= Exercise aim =
The result should be every line of the listing that contains "Minimize".
Entries provided Start Marker
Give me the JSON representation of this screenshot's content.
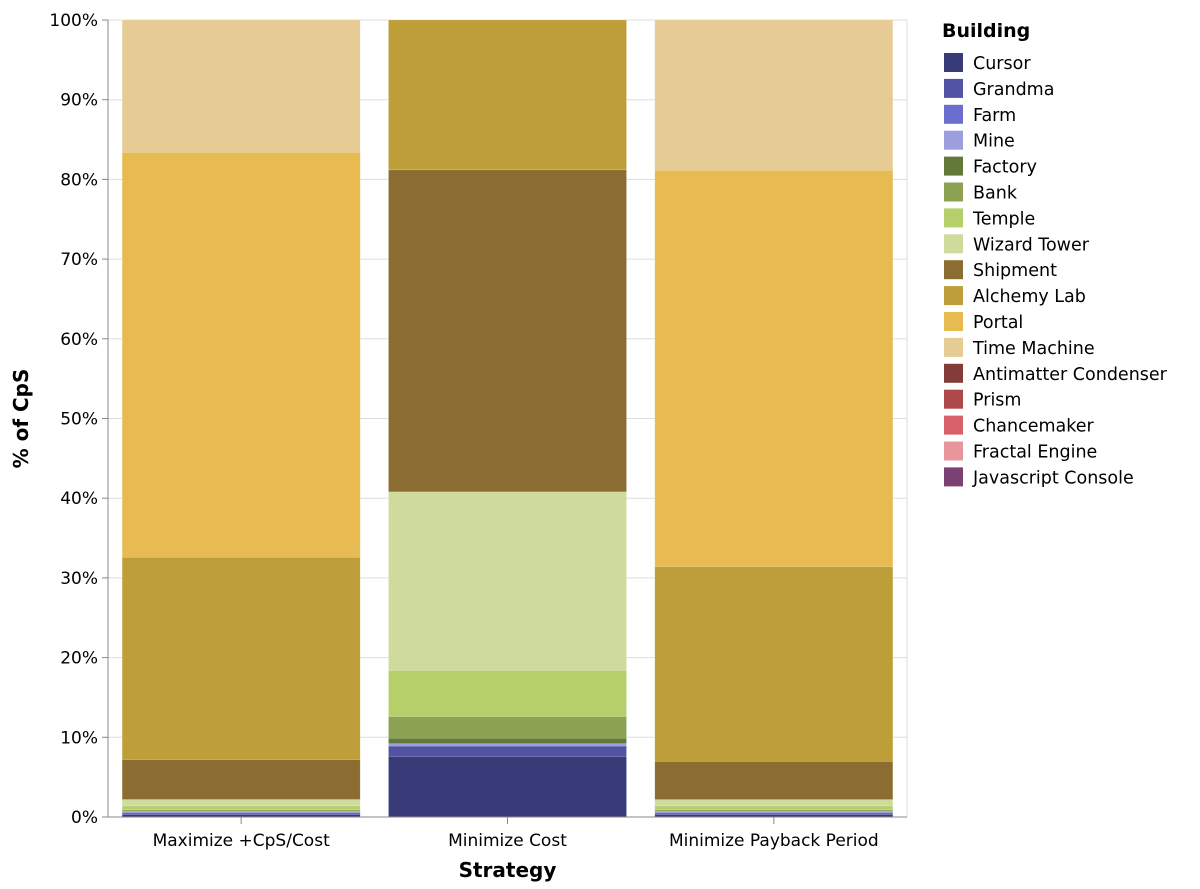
{
  "chart_data": {
    "type": "bar",
    "stacked": true,
    "normalized": true,
    "title": "",
    "xlabel": "Strategy",
    "ylabel": "% of CpS",
    "ylim": [
      0,
      100
    ],
    "y_ticks": [
      "0%",
      "10%",
      "20%",
      "30%",
      "40%",
      "50%",
      "60%",
      "70%",
      "80%",
      "90%",
      "100%"
    ],
    "grid": true,
    "categories": [
      "Maximize +CpS/Cost",
      "Minimize Cost",
      "Minimize Payback Period"
    ],
    "legend": {
      "title": "Building",
      "placement": "right"
    },
    "series": [
      {
        "name": "Cursor",
        "color": "#393b79",
        "values": [
          0.3,
          7.6,
          0.3
        ]
      },
      {
        "name": "Grandma",
        "color": "#5254a3",
        "values": [
          0.2,
          1.3,
          0.2
        ]
      },
      {
        "name": "Farm",
        "color": "#6b6ecf",
        "values": [
          0.1,
          0.0,
          0.1
        ]
      },
      {
        "name": "Mine",
        "color": "#9c9ede",
        "values": [
          0.1,
          0.3,
          0.1
        ]
      },
      {
        "name": "Factory",
        "color": "#637939",
        "values": [
          0.05,
          0.7,
          0.05
        ]
      },
      {
        "name": "Bank",
        "color": "#8ca252",
        "values": [
          0.15,
          2.7,
          0.15
        ]
      },
      {
        "name": "Temple",
        "color": "#b5cf6b",
        "values": [
          0.5,
          5.8,
          0.5
        ]
      },
      {
        "name": "Wizard Tower",
        "color": "#cedb9c",
        "values": [
          0.8,
          22.4,
          0.8
        ]
      },
      {
        "name": "Shipment",
        "color": "#8c6d31",
        "values": [
          5.0,
          40.4,
          4.8
        ]
      },
      {
        "name": "Alchemy Lab",
        "color": "#bd9e39",
        "values": [
          25.4,
          18.8,
          24.5
        ]
      },
      {
        "name": "Portal",
        "color": "#e7ba52",
        "values": [
          50.8,
          0.0,
          49.9
        ]
      },
      {
        "name": "Time Machine",
        "color": "#e7cb94",
        "values": [
          16.6,
          0.0,
          18.9
        ]
      },
      {
        "name": "Antimatter Condenser",
        "color": "#843c39",
        "values": [
          0,
          0,
          0
        ]
      },
      {
        "name": "Prism",
        "color": "#ad494a",
        "values": [
          0,
          0,
          0
        ]
      },
      {
        "name": "Chancemaker",
        "color": "#d6616b",
        "values": [
          0,
          0,
          0
        ]
      },
      {
        "name": "Fractal Engine",
        "color": "#e7969c",
        "values": [
          0,
          0,
          0
        ]
      },
      {
        "name": "Javascript Console",
        "color": "#7b4173",
        "values": [
          0,
          0,
          0
        ]
      }
    ]
  }
}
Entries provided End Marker
= Response to this exercise =
      "Minimize Cost",
      "Minimize Payback Period"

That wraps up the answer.